Anime ties both help and hinder MYTH & ROID in debut album eYe’s
Posted May 8, 2017.
MYTH & ROID
The synergy between Japan's music industry and anime industry is well known: musicians’ songs heighten and accent the themes of a series, and in turn, a popular series provides a launch platform to boost a musician's recognition among a wider audience. Creative unit MYTH & ROID, spearheaded by producer/guitarist Tom-H@ck, has amassed significant recognition since their debut in late 2015, in no small part by being perhaps the most prolific contributor of theme songs in the last year. Their first full album, eYe's, is a solid work of electronic rock, but one that nevertheless seems held back by its obligations to the very same anime industry that is responsible for the group’s name recognition.
A look at the tracklist reveals the most obvious drawback: very little of eYe's is new material. Because of the strong focus on tie-in singles, over half the songs on the album have already been released. This gives the album the curious feel not of a debut, but of a best-of compilation: the well-known hits, plus a few original tracks for good measure. Secondly, although lyricist and “concept maker” hotaru is skilled at soundtracking theme songs by ensuring the tie-ins strongly relate to their commissioned works—“STYX HELIX” refers to restarting from the beginning (Re:Zero), “JINGO JUNGLE” is about bloody patriotism (Tanya the Evil), etc.—this also means that the songs owe greater allegiance to their respective shows than to the album itself. The result is a scattered, disjointed feeling, which clashes with MYTH & ROID’s apparent desire to tell a cohesive story, evidenced by their narrative prologue/epilogue of The Ocularist and the bejeweled human eye.
Conveniently though, the scattered nature of the album makes it easy for MYTH & ROID to jump between styles, to great effect. The band’s stated goal of fusing past and modern is clearly apparent in “Crazy Scary Holy Fantasy”, which layers a spot-on swing melody over a grinding metalcore background, or in the bright “sunny garden Sunday”, where singer KIHOW impressively shifts from her usual vocals to a retro, early Jpop style. This integration of contrasting song elements is in fact eYe's’ greatest strength. The pyramid of reverberating bass, glitchy digital rhythm, and ethereal vocals in “Yuki o Kiku Yoru”, not to mention its noticeably more poetic lyrics (about forlornly waiting for a lover to return), is an album standout. Its follow-up track, “Tough & Alone”, further utilizes contrast to continue the story: in the soft verses, the singer is still reeling from loss, but as the song switches to a pounding, dancey chorus, she resolves to be strong on her own.
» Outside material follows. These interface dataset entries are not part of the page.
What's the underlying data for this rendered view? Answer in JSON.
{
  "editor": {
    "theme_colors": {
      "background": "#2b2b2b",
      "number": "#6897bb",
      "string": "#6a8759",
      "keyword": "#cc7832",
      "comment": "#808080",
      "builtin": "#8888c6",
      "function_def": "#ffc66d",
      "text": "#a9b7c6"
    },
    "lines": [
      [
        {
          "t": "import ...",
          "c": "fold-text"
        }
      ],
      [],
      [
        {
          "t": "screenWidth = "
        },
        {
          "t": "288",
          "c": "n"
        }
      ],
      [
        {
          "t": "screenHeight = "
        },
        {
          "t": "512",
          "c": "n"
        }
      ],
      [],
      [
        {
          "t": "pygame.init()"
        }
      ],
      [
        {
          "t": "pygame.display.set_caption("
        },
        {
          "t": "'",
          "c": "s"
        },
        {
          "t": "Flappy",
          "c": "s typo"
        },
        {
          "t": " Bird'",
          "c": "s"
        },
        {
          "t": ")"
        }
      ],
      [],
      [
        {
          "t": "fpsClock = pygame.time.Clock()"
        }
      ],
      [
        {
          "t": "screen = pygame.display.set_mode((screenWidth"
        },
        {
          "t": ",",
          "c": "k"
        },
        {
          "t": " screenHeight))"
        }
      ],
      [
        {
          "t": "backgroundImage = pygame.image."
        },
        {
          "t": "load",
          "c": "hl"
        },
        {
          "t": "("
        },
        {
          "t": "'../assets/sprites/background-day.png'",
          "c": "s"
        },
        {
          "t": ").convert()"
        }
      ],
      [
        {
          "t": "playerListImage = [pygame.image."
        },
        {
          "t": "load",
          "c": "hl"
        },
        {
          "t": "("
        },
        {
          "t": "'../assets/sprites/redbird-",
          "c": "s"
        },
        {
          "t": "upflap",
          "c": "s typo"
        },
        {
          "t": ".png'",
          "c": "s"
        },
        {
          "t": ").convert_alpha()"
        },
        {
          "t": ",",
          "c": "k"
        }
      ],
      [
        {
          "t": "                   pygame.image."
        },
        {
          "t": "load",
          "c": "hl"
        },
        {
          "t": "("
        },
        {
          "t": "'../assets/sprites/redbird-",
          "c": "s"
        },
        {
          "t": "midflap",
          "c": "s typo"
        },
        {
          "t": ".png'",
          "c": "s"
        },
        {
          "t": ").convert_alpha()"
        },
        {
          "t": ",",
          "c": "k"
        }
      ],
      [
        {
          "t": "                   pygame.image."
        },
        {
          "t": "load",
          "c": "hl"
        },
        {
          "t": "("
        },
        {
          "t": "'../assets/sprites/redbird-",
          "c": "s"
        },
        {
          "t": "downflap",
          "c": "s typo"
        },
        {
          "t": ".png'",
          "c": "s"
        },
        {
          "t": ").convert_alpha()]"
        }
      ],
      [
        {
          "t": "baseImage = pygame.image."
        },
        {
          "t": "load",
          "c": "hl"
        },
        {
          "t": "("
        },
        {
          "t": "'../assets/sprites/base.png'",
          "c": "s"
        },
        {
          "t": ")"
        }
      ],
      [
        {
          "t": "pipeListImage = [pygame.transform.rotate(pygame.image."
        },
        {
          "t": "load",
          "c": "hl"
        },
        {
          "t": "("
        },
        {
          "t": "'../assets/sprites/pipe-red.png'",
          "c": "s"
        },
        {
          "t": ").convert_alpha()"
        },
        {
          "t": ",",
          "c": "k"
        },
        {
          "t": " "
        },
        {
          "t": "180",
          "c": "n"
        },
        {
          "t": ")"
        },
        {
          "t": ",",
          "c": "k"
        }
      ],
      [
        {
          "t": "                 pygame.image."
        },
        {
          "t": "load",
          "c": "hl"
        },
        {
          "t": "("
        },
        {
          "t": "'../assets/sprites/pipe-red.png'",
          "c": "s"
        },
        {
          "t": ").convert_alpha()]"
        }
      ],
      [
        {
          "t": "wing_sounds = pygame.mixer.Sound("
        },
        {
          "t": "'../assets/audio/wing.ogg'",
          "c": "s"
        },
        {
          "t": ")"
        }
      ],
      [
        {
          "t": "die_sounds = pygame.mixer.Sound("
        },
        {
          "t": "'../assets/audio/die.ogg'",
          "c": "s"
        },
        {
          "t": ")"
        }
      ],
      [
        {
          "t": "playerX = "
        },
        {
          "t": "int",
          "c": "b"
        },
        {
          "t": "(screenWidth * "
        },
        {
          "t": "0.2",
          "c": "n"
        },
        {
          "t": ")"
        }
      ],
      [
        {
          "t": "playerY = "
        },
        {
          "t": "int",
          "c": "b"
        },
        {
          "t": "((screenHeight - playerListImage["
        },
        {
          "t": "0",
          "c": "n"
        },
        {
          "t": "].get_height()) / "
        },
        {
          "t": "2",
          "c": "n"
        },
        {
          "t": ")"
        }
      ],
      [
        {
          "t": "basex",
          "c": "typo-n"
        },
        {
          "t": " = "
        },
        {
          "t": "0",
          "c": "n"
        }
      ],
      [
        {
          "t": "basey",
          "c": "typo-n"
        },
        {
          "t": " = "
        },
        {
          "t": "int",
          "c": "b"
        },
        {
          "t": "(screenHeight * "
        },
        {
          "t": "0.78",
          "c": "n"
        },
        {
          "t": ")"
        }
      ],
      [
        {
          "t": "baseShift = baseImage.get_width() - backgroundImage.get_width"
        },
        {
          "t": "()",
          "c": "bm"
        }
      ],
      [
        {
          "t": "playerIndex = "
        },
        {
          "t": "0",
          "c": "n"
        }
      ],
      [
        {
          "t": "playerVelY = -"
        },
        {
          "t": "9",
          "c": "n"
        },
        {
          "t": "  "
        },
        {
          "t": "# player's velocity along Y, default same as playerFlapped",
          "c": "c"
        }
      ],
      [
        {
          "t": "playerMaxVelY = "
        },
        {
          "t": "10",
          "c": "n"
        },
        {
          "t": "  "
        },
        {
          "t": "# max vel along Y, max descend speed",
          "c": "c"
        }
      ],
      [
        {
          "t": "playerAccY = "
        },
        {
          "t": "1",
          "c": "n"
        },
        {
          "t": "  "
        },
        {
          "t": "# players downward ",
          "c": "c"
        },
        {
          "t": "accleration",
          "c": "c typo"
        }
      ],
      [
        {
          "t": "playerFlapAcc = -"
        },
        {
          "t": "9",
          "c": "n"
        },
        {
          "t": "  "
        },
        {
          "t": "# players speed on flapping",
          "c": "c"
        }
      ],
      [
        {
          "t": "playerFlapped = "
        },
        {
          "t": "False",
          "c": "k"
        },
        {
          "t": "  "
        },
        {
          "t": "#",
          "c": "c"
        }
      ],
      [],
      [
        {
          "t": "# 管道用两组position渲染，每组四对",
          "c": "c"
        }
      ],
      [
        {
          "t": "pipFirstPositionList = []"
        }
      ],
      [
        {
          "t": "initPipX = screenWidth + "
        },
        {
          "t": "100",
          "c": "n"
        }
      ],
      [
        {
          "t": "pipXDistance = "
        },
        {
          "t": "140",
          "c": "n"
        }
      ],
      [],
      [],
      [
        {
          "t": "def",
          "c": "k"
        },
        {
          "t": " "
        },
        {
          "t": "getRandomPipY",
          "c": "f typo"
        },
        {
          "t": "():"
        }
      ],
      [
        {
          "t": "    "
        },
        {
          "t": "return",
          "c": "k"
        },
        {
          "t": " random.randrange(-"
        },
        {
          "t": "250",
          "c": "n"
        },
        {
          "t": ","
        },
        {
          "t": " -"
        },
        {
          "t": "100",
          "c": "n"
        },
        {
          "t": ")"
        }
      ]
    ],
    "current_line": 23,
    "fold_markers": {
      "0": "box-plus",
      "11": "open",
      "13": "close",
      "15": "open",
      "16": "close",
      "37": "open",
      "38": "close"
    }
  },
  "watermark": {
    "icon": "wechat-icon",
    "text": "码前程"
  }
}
Unfortunately, eYe's suffers greatly from the overuse of distortion and overdrive. Although these effects can sound bold in short bursts (such as the 1:30 duration of a pump-up OP sequence), they are used excessively throughout the album, exhausting the listener and in several places actively detracting from the song. In “L.L.L.”, singer MAYU’s already powerful vocal track is pushed to unintelligibility, and drowns in the equally distorted guitar, resulting in a sea of noise that conceals both the emotion of her delivery and the work being done by the other instruments. “JINGO JUNGLE -HBB Remix-” provides a good counterexample; because the remix uses much less distortion than the original version, there is space to add a beatboxing line that anchors the track with a strong rhythmic element.
The end impression of eYe's is that of frustration. On the one hand, MYTH & ROID display impressive, legitimate skill, with extensive stylistic range and a keen awareness of how to best assemble the clockwork of each individual song. On the other, many of these painstakingly assembled tracks are held back by excessive processing, and the lack of new material on eYe's is hard to overlook. Hopefully, now that MYTH & ROID have established themselves in the scene, the unit can stop splitting their attention between tie-in commitments, and will be able to engage in projects that showcase their strengths, such as an original concept album, or a full series soundtrack a la Hiroyuki Sawano or Yuki Kajiura. Whatever they choose, we’ll surely see more of MYTH & ROID in the seasons to come.
MYTH & ROID display great range and skillful genre-blending
Tie-in songs are competent, if more conventional than original material
Over half of the songs on the album are resold from earlier singles
Distortion and noise effects become exhausting about halfway through